• [What to do] Nothing but a number should be given: the count of lines in the listing that include "Write".
══ Provided records ══
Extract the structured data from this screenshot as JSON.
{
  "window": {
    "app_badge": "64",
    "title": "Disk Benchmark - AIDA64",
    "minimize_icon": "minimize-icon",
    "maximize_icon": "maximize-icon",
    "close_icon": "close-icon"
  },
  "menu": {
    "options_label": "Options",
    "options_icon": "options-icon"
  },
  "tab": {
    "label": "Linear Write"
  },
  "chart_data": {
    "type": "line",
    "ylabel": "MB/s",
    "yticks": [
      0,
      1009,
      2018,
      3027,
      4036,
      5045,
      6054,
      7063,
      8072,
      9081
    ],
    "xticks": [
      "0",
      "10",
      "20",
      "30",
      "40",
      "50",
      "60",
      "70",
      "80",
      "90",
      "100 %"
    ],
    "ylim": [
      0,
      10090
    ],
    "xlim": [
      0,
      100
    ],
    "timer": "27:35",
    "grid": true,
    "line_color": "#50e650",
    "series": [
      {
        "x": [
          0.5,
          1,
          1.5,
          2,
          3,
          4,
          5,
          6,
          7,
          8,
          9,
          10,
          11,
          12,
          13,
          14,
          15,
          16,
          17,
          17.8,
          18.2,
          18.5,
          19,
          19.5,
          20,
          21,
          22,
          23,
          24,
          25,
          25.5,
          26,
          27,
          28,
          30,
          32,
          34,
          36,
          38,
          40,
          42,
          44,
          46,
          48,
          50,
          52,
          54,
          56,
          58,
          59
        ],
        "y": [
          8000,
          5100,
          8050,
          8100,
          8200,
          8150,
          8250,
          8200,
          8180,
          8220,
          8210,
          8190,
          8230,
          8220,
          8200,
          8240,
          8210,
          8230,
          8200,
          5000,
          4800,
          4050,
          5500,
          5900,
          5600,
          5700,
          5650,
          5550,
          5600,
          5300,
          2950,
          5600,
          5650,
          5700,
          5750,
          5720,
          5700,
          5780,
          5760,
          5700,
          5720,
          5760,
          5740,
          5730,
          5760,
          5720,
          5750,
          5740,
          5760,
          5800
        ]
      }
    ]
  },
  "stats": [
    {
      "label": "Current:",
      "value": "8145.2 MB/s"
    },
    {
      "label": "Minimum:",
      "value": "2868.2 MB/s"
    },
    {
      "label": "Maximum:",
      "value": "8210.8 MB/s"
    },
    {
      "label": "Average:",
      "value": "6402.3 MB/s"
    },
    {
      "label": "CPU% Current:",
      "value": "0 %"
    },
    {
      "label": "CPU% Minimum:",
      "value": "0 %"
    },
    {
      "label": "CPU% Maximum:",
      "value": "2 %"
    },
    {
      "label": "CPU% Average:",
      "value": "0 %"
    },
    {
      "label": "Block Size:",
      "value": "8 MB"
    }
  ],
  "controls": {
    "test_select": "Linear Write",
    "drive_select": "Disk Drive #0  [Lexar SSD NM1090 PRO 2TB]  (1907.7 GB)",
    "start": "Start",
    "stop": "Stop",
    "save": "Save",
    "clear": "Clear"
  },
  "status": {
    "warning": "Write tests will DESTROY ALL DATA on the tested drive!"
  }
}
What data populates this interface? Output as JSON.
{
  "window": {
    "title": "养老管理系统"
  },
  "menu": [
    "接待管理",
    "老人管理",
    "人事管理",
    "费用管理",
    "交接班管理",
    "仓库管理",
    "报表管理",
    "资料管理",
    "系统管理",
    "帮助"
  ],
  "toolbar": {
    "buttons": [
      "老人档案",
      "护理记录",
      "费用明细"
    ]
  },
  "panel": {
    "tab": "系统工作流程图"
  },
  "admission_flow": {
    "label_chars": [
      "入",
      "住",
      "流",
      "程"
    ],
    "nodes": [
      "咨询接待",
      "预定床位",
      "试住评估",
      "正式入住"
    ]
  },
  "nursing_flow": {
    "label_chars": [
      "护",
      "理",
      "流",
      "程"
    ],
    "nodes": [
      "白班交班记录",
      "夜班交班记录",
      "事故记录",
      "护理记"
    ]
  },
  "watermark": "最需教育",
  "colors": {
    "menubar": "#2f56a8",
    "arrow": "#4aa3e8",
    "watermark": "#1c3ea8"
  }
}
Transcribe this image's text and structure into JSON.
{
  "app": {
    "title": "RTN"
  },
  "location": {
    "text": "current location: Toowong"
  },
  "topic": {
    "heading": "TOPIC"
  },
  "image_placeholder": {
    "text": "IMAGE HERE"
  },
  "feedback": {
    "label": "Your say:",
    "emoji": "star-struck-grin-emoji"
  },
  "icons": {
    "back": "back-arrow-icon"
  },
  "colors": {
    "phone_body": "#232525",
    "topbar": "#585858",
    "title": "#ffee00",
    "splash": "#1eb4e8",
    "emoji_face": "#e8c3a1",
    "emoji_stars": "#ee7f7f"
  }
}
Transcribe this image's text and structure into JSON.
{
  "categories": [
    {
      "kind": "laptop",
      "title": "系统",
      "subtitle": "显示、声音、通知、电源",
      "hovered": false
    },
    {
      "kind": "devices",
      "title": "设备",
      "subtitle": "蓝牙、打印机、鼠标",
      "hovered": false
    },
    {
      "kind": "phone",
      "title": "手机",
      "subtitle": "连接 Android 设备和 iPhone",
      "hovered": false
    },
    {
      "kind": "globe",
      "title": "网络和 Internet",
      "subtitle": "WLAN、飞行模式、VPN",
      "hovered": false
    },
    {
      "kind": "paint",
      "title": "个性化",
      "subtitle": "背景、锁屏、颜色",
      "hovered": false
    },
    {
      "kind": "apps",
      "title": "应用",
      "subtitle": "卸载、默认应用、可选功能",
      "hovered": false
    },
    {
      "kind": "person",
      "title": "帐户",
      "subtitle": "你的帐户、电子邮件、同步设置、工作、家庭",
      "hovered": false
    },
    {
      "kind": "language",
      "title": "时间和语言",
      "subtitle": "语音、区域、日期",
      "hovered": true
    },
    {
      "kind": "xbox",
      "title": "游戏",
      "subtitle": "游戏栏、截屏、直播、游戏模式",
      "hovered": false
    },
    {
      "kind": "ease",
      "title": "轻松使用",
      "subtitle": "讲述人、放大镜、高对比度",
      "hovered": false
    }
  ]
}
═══
• [Answer space] 3